What is needed: Repeat every record below exactly, leaving out the pictures.

(Component data from apps and pages)
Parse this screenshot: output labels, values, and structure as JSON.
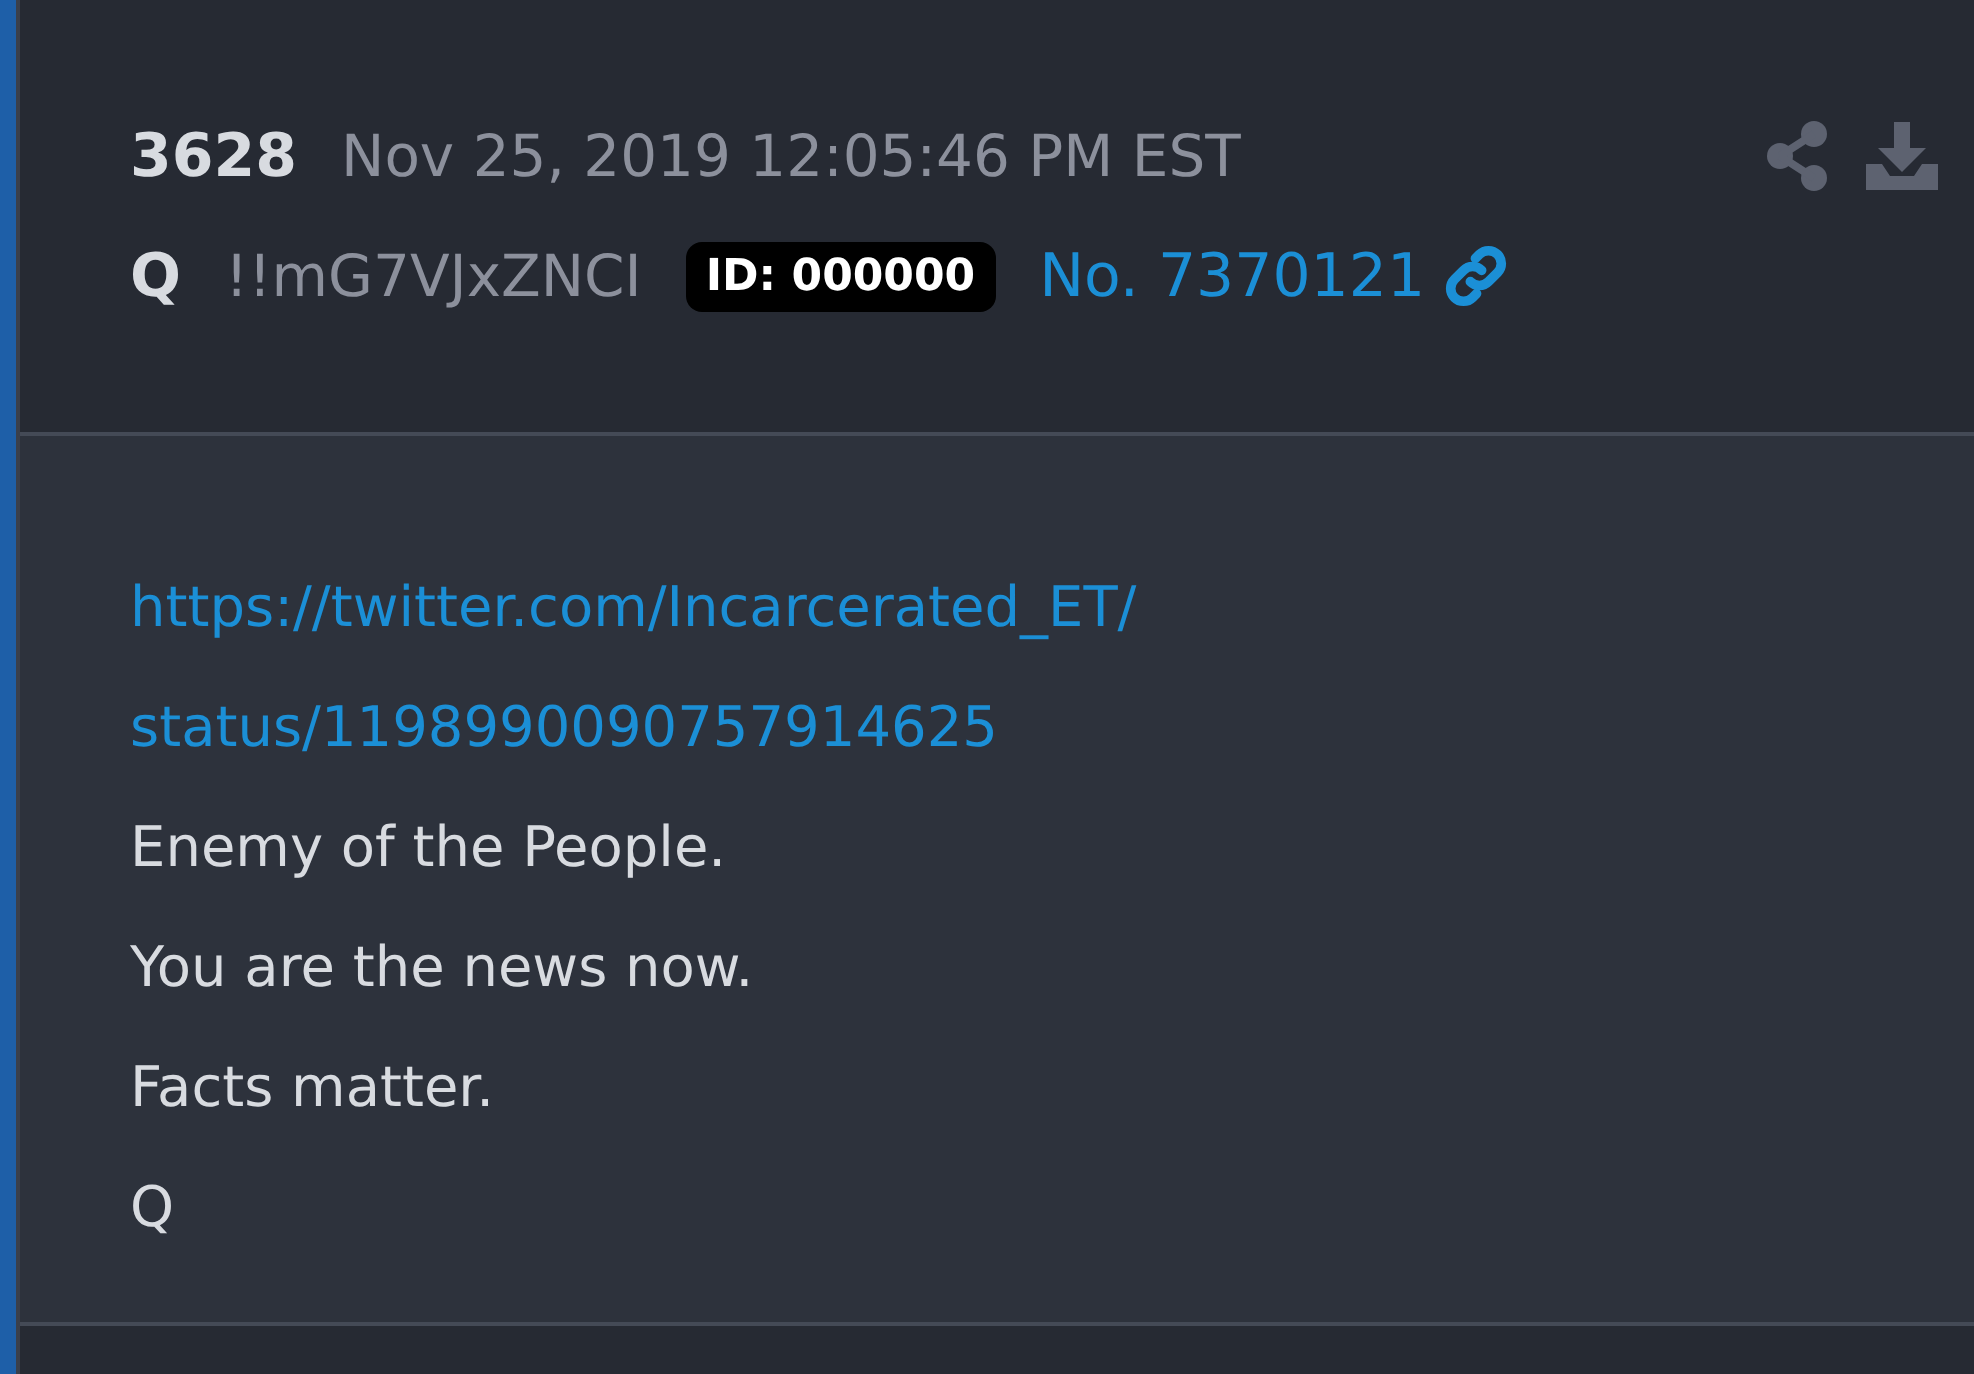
{
  "post": {
    "number": "3628",
    "timestamp": "Nov 25, 2019 12:05:46 PM EST",
    "author": "Q",
    "tripcode": "!!mG7VJxZNCI",
    "id_badge": "ID: 000000",
    "post_link": "No. 7370121",
    "body": [
      {
        "kind": "link",
        "text": "https://twitter.com/Incarcerated_ET/"
      },
      {
        "kind": "link",
        "text": "status/1198990090757914625"
      },
      {
        "kind": "text",
        "text": "Enemy of the People."
      },
      {
        "kind": "text",
        "text": "You are the news now."
      },
      {
        "kind": "text",
        "text": "Facts matter."
      },
      {
        "kind": "text",
        "text": "Q"
      }
    ]
  }
}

Solution:
Parse this screenshot: output labels, values, and structure as JSON.
{
  "post": {
    "number": "3628",
    "timestamp": "Nov 25, 2019 12:05:46 PM EST",
    "author": "Q",
    "tripcode": "!!mG7VJxZNCI",
    "id_badge": "ID: 000000",
    "post_link": "No. 7370121",
    "body": [
      {
        "kind": "link",
        "text": "https://twitter.com/Incarcerated_ET/"
      },
      {
        "kind": "link",
        "text": "status/1198990090757914625"
      },
      {
        "kind": "text",
        "text": "Enemy of the People."
      },
      {
        "kind": "text",
        "text": "You are the news now."
      },
      {
        "kind": "text",
        "text": "Facts matter."
      },
      {
        "kind": "text",
        "text": "Q"
      }
    ]
  }
}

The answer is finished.